> [What is needed] Return, from the lines below, each one that includes the word "icon".

> [Exercise material]

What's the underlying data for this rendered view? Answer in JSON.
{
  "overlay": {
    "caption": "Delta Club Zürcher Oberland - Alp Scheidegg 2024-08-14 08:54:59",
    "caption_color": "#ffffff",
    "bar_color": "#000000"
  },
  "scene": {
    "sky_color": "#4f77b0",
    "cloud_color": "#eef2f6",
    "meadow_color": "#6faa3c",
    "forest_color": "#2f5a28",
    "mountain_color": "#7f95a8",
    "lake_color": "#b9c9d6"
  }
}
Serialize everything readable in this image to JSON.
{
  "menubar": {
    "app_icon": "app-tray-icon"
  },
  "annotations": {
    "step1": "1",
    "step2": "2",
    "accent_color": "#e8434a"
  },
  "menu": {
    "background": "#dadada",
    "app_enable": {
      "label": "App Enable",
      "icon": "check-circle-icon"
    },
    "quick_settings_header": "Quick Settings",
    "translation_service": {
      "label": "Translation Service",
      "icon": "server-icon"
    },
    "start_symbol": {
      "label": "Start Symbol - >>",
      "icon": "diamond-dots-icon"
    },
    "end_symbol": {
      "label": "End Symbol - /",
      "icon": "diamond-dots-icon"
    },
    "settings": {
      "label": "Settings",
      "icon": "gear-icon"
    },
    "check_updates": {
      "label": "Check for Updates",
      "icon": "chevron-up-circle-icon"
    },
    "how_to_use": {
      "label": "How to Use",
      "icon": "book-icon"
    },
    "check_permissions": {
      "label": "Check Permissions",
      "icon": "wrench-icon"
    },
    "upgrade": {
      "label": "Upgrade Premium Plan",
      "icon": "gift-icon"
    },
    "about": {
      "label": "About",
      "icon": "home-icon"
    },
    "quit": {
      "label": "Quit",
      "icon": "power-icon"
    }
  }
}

> [Your solution]
    "app_icon": "app-tray-icon"
      "icon": "check-circle-icon"
      "icon": "server-icon"
      "icon": "diamond-dots-icon"
      "icon": "diamond-dots-icon"
      "icon": "gear-icon"
      "icon": "chevron-up-circle-icon"
      "icon": "book-icon"
      "icon": "wrench-icon"
      "icon": "gift-icon"
      "icon": "home-icon"
      "icon": "power-icon"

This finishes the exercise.